This is from the Destinations of Leavers from Higher Education Survey, based on responses from graduates who studied the same subject area here.

It offers a snapshot of what grads went on to do six months later, what they were earning on average, and whether they felt their degree helped them obtain a 'graduate role'. We calculate a mean rating to indicate if this is high, medium or low compared to other universities.

Have a question about this info? Learn more here

Graduate field commentary:

The Higher Education Careers Services Unit have provided some further context for all graduates in this subject area, including details that numbers alone might not show

Have a question about this info?
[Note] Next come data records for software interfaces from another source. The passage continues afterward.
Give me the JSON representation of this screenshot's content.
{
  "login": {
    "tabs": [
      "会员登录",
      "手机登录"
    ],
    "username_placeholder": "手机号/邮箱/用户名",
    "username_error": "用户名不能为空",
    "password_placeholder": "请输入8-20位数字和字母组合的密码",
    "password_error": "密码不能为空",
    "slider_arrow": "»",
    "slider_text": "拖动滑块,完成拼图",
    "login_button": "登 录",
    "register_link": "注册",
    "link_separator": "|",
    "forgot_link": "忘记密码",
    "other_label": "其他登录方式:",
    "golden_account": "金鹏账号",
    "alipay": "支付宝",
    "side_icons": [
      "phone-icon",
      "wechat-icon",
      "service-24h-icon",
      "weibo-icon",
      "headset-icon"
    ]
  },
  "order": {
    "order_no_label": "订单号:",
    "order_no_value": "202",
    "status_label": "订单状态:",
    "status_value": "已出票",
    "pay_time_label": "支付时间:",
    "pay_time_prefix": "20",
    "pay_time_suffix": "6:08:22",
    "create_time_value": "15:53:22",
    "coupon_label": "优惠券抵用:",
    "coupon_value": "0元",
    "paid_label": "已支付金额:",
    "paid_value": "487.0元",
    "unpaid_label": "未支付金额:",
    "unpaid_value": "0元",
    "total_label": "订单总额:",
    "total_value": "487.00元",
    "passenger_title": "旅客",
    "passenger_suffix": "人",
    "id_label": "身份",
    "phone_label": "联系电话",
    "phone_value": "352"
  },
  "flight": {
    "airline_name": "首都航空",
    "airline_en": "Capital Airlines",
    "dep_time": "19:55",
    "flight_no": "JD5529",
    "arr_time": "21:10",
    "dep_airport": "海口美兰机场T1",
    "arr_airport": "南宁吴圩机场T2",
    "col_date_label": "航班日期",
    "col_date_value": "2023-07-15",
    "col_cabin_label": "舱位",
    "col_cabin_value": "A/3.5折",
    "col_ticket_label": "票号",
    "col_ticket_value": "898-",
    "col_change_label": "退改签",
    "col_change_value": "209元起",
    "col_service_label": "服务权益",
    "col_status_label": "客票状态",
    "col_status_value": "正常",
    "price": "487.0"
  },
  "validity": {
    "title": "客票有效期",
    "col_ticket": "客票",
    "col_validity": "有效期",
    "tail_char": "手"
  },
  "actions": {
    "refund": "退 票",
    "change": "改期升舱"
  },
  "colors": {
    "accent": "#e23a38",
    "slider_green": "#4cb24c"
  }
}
Learn more here

The Longitudinal Educational Outcomes dataset combines HRMC earnings data with student records from the Higher Education Statistics Agency.

While there are lots of factors at play when it comes to your future earnings, use this as a rough timeline of what graduates in this subject area were earning on average one, three and five years later. Can you see a steady increase in salary, or did grads need some experience under their belt before seeing a nice bump up in their pay packet?

Have a question about this info? Learn more here